Also this was a "news" article not an opinion piece, or as in the Mohammed case, a cartoon. Opinion is one thing, reporting alleged war crimes as fact without evidence is another.


Anonymous said...

Actually he looks like a mental defective and a thug. He should shave before getting his picture took. And maybe wear a tie, if he's going to wear a suit jacket.

Anonymous said...

Here's a modest proposal:

Since the Aftonbladet stands by its story, and anyone you can't un-ring the bell, why doesn't the Mossad go grab the dude, chloroform him, pith him with an icepick (like we used to do those frogs in Zoology 101), and then just part him out. No reason even to smuggle him whole out of Stockholm, since the kidneys, eyeballs, liver, heart, etc., could easily be Fedexed in styrofoam boxes under dry ice.

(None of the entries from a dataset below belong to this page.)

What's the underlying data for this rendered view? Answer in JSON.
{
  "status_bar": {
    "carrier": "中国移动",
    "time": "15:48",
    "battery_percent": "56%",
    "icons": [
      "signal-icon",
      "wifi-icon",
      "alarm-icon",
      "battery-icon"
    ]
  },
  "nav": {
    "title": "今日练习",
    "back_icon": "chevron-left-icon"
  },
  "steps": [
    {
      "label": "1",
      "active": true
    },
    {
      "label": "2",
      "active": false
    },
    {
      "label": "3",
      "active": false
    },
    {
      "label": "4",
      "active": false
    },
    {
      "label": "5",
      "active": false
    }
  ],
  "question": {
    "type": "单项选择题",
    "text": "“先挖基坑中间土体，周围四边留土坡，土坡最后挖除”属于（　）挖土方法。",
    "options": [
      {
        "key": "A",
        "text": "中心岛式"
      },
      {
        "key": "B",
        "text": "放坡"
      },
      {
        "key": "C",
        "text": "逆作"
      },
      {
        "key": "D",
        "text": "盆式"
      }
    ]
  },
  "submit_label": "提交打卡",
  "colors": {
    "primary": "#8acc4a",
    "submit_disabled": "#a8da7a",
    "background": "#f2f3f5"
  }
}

The benefit stream could really be maximized: firstly by preserving the reportorial credibility of Sweden's main socialist rag; secondly by responding to the organ market (priced to $$upply and demand!); and thirdly by demonstrating traditional Jewish compassion by allowing him to die peaceably in his native village. Better yet, maybe they still do a prostate transplant, thanks to Mr. Helin, on the Lockerbie Bomber, which if he croaks in mere weeks as expected, would be a tremendous waste, given expected US boycott of Scotland. Maybe even that Israeli filmmaker who was kicked out of the Edinburgh festival (you go Ken Loach!) could pick up some of the organ revenue to make a documentary on Helin's dissection.

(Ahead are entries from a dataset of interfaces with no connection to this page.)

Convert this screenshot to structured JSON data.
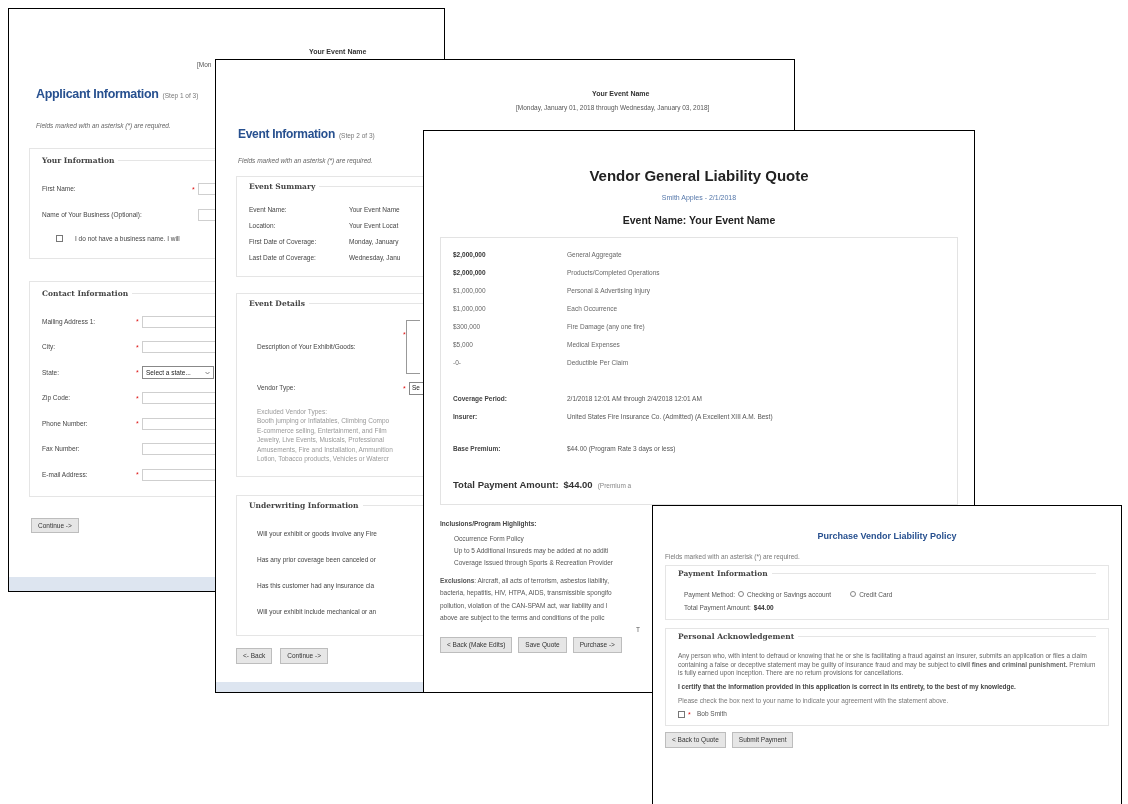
{
  "applicant_window": {
    "event_name": "Your Event Name",
    "event_dates": "[Mon",
    "title": "Applicant Information",
    "step": "(Step 1 of 3)",
    "note": "Fields marked with an asterisk (*) are required.",
    "your_information": {
      "legend": "Your Information",
      "fields": [
        {
          "label": "First Name:",
          "mark": "*"
        },
        {
          "label": "Name of Your Business (Optional):"
        }
      ],
      "checkbox": {
        "label": "I do not have a business name. I will",
        "checked": false
      }
    },
    "contact_information": {
      "legend": "Contact Information",
      "fields": [
        {
          "label": "Mailing Address 1:",
          "mark": "*",
          "kind": "input"
        },
        {
          "label": "City:",
          "mark": "*",
          "kind": "input"
        },
        {
          "label": "State:",
          "mark": "*",
          "kind": "select",
          "value": "Select a state..."
        },
        {
          "label": "Zip Code:",
          "mark": "*",
          "kind": "input"
        },
        {
          "label": "Phone Number:",
          "mark": "*",
          "kind": "input"
        },
        {
          "label": "Fax Number:",
          "kind": "input"
        },
        {
          "label": "E-mail Address:",
          "mark": "*",
          "kind": "input"
        }
      ]
    },
    "continue_button": "Continue ->"
  },
  "event_window": {
    "event_name": "Your Event Name",
    "event_dates": "[Monday, January 01, 2018 through Wednesday, January 03, 2018]",
    "title": "Event Information",
    "step": "(Step 2 of 3)",
    "note": "Fields marked with an asterisk (*) are required.",
    "summary": {
      "legend": "Event Summary",
      "rows": [
        {
          "label": "Event Name:",
          "value": "Your Event Name"
        },
        {
          "label": "Location:",
          "value": "Your Event Locat"
        },
        {
          "label": "First Date of Coverage:",
          "value": "Monday, January"
        },
        {
          "label": "Last Date of Coverage:",
          "value": "Wednesday, Janu"
        }
      ]
    },
    "details": {
      "legend": "Event Details",
      "description_label": "Description of Your Exhibit/Goods:",
      "description_mark": "*",
      "vendor_type_label": "Vendor Type:",
      "vendor_type_mark": "*",
      "vendor_type_value": "Se",
      "excluded_lines": [
        "Excluded Vendor Types:",
        "Booth jumping or Inflatables, Climbing Compo",
        "E-commerce selling, Entertainment, and Film",
        "Jewelry, Live Events, Musicals, Professional",
        "Amusements, Fire and Installation, Ammunition",
        "Lotion, Tobacco products, Vehicles or Watercr"
      ]
    },
    "underwriting": {
      "legend": "Underwriting Information",
      "questions": [
        "Will your exhibit or goods involve any Fire",
        "Has any prior coverage been canceled or",
        "Has this customer had any insurance cla",
        "Will your exhibit include mechanical or an"
      ]
    },
    "buttons": [
      "<- Back",
      "Continue ->"
    ]
  },
  "quote_window": {
    "title": "Vendor General Liability Quote",
    "subtitle": "Smith Apples - 2/1/2018",
    "event_heading": "Event Name: Your Event Name",
    "coverages": [
      {
        "amount": "$2,000,000",
        "emphasized": true,
        "description": "General Aggregate"
      },
      {
        "amount": "$2,000,000",
        "emphasized": true,
        "description": "Products/Completed Operations"
      },
      {
        "amount": "$1,000,000",
        "emphasized": false,
        "description": "Personal & Advertising Injury"
      },
      {
        "amount": "$1,000,000",
        "emphasized": false,
        "description": "Each Occurrence"
      },
      {
        "amount": "$300,000",
        "emphasized": false,
        "description": "Fire Damage (any one fire)"
      },
      {
        "amount": "$5,000",
        "emphasized": false,
        "description": "Medical Expenses"
      },
      {
        "amount": "-0-",
        "emphasized": false,
        "description": "Deductible Per Claim"
      }
    ],
    "coverage_period": {
      "label": "Coverage Period:",
      "value": "2/1/2018 12:01 AM through 2/4/2018 12:01 AM"
    },
    "insurer": {
      "label": "Insurer:",
      "value": "United States Fire Insurance Co. (Admitted) (A Excellent XIII A.M. Best)"
    },
    "base_premium": {
      "label": "Base Premium:",
      "value": "$44.00 (Program Rate 3 days or less)"
    },
    "total_label": "Total Payment Amount:",
    "total_value": "$44.00",
    "total_note": "(Premium a",
    "inclusions_heading": "Inclusions/Program Highlights:",
    "inclusions": [
      "Occurrence Form Policy",
      "Up to 5 Additional Insureds may be added at no additi",
      "Coverage Issued through Sports & Recreation Provider"
    ],
    "exclusions_lines": [
      "**Exclusions**: Aircraft, all acts of terrorism, asbestos liability,",
      "bacteria, hepatitis, HIV, HTPA, AIDS, transmissible spongifo",
      "pollution, violation of the CAN-SPAM act, war liability and l",
      "above are subject to the terms and conditions of the polic"
    ],
    "fragment": "T",
    "buttons": [
      "< Back (Make Edits)",
      "Save Quote",
      "Purchase ->"
    ]
  },
  "purchase_window": {
    "title": "Purchase Vendor Liability Policy",
    "note": "Fields marked with an asterisk (*) are required.",
    "payment": {
      "legend": "Payment Information",
      "method_label": "Payment Method:",
      "methods": [
        {
          "label": "Checking or Savings account",
          "selected": false
        },
        {
          "label": "Credit Card",
          "selected": false
        }
      ],
      "total_label": "Total Payment Amount:",
      "total_value": "$44.00"
    },
    "acknowledgement": {
      "legend": "Personal Acknowledgement",
      "disclaimer": "Any person who, with intent to defraud or knowing that he or she is facilitating a fraud against an insurer, submits an application or files a claim containing a false or deceptive statement may be guilty of insurance fraud and may be subject to **civil fines and criminal punishment.** Premium is fully earned upon inception. There are no return provisions for cancellations.",
      "certify": "I certify that the information provided in this application is correct in its entirety, to the best of my knowledge.",
      "instruction": "Please check the box next to your name to indicate your agreement with the statement above.",
      "signer": {
        "mark": "*",
        "name": "Bob Smith",
        "checked": false
      }
    },
    "buttons": [
      "< Back to Quote",
      "Submit Payment"
    ]
  }
}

That fabulous 2006 Turkish film "Valley of the Wolves (you go, Gary Busey, although he was way better as Buddy Holly!) has all the technical details, including the instruction set for Jewish doctors. "Full disclosure" practice suggests that Helin be show it on DVD before being pithed so at least he'll know he spoke the truth and it was nothing personal.

Anonymous said...

the Lockerbie Bomber got a book deal in the offing - so he is still needed for a book-tour
you can't let him die yet, think of the damage to the wider economy not to talk of the damage to world history if that story never got out there in his own words

SK said...

The article indeed seems to reproduce old antisemitic topoi.

It's the paper who is responsible for that still, so why ask the government distance to itself from what a paper printed? It seems like the wrong address.

Anonymous said...

From Y-net:

"It's true that most of our reporters are social-democrats but we are far from being anti-Semites," he said.

Apparently the SocDems can waive the requirement.

Though I bet the conservatives in Sweden don't think much differently.


SnoopyTheGoon said...

Good job. One remark only, re: "Aftonbladet, the Swedish Guardian-lookalike". According to other places and to Wiki, Aftonbladet has a higher circulation in a much smaller country than Grauniad.

"In 2006 the paper had 1,425,000 daily readers".